AT&T, Verizon Business and Qwest have hit the jackpot, winning a 10-year, US$20 billion telecommunications contract with the U.S. federal government that is the largest of its kind in the world.
Sprint Nextel was not so lucky. The carrier which held both predecessor contracts, FTS 2001 and FTS 2000, served the U.S. federal government as a telecommunications provider for 18 years but lost out on the so-called Networx Universal contract.
The U.S. General Services Administration announced the winners of the contract at a press conference in Washington, D.C.,Thursday morning.
Networx Universal will provide domestic and international voice, data, video and wireless services to federal agencies for the next decade.
All the top-tier U.S. carriers — AT&T, Qwest, Sprint Nextel and Verizon Business — submitted bids on Networx Universal.
Networx “will transform the current federal telecommunications system to a secure, worldwide, IP and MPLS-based network compliant with Internet Protocol version 6 and other major technological advances,” according to a GSA statement released Thursday.
The contract features 50 services ranging from legacy frame relay and ATM to cutting-edge VPNs and VOIP.
Networx is the largest federal telecommunications acquisition ever completed. It will support 135 agencies across 191 countries. It replaces the FTS 2001 contract, which was awarded to Sprint and MCI in 1998 and 1999, respectively.
Many of the biggest names in the network and IT services industry will share in the Networx Universal prize.
The winning Networx Universal teams feature the following players:
–AT&T’s team includes Northrop Grumman, Electronic Data Systems, SRA International, GTSI, Global Crossing, Cingular Wireless and Bechtel.
–Qwest’s team includes Akamai Technologies, Bearing Point, Hawaiian Telecom Services, Lucent Technologies (now Alcatel-Lucent), Science Applications International and Wire One Communications.
–The Verizon Business team includes G2 Satellite Solutions, HP, WilTel Communications (now owned by Level 3 Communications), Verizon Wireless, Comtech Telecommunications and Proxim Wireless Networks.
The losing Sprint Nextel team features Lockheed Martin, Hughes Network Systems and InterCall.
The teams spent nearly three years and millions of dollars preparing their bids on Networx Universal.

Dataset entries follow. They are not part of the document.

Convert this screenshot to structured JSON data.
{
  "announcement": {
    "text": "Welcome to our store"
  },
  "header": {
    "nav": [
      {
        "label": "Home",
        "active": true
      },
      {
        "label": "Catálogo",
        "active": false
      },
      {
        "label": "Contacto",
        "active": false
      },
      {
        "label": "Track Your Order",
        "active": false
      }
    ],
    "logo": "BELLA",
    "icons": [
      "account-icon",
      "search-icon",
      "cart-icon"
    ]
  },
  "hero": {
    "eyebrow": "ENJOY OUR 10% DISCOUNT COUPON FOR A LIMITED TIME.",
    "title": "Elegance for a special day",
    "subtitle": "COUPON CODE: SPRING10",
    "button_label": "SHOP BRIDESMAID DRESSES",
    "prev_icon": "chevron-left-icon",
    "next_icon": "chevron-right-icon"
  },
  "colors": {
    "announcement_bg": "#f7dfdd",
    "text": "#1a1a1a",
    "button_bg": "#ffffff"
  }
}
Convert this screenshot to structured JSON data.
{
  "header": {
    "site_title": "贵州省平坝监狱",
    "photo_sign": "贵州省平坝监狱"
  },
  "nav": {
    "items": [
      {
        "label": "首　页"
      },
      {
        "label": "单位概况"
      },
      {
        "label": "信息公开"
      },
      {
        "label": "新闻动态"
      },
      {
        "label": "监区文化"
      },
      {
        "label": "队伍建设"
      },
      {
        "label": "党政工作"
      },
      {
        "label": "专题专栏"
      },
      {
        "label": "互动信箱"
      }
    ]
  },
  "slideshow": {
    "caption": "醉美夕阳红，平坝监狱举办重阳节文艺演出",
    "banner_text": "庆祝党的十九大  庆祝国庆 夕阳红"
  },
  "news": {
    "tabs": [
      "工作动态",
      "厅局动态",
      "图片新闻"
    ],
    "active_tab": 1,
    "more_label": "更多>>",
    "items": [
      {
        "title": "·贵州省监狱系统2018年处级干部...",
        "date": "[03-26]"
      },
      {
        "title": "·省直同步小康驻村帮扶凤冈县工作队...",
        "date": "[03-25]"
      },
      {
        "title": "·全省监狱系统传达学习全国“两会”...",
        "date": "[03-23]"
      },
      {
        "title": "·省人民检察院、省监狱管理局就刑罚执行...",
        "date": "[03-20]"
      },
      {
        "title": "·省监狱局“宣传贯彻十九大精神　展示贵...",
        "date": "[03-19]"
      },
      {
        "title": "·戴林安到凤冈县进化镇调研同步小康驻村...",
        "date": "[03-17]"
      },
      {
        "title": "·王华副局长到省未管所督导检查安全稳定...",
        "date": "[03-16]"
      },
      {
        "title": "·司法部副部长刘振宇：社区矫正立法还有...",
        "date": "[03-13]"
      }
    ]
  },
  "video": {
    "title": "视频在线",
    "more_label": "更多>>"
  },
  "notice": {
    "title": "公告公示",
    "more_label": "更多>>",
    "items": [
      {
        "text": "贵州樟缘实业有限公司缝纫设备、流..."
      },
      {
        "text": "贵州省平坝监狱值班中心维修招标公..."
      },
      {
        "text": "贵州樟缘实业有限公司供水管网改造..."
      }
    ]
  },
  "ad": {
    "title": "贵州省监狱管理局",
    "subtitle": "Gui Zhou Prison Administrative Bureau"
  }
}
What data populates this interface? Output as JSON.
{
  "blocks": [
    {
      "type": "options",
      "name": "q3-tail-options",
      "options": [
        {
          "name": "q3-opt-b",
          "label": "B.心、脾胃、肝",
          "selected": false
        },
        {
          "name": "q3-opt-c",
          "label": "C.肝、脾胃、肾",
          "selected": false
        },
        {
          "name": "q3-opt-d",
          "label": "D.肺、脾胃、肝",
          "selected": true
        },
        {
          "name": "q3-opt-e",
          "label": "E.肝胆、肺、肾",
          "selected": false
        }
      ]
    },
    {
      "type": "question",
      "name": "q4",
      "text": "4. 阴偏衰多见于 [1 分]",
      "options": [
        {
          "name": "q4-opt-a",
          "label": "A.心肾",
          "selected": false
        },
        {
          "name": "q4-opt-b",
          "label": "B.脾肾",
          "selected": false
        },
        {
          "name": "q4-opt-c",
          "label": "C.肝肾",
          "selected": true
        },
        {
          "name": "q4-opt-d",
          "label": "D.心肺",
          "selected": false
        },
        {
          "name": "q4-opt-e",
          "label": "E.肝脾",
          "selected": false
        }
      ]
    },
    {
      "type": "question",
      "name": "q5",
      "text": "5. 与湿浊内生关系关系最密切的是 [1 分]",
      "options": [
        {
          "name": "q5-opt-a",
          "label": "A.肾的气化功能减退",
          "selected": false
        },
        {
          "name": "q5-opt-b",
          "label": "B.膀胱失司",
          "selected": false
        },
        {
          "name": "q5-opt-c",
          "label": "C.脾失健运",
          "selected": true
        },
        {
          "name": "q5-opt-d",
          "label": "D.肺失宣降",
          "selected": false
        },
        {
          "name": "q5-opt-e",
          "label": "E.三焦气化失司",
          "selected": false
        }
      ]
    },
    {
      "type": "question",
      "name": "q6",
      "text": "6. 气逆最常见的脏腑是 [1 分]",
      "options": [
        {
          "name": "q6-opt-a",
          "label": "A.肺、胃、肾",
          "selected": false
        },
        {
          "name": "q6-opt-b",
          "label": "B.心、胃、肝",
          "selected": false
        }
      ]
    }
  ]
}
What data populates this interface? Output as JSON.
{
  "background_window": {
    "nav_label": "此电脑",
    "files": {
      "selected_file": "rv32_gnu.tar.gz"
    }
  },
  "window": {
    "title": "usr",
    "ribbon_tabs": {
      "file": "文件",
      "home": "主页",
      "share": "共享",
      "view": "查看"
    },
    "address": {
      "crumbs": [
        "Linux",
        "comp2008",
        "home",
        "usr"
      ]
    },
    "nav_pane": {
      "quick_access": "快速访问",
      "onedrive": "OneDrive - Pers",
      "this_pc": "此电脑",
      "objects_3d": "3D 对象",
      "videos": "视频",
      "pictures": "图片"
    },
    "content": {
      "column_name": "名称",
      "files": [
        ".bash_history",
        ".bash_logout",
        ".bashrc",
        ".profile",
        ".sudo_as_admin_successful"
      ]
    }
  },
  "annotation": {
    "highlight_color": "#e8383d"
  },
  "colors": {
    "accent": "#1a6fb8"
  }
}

They submitted their best and final offers in December and have been waiting for an award since mid-March. On the horizon is the award of the Networx Enterprise contract, which is due in May. Networx Enterprise focuses on emerging IP and wireless services.
All four Networx Universal teams submitted bids on Networx Enterprise, as did a team led by Level 3.
The dollar estimate of $20 billion is for the entire Networx program, including the Networx Universal and Networx Enterprise contracts.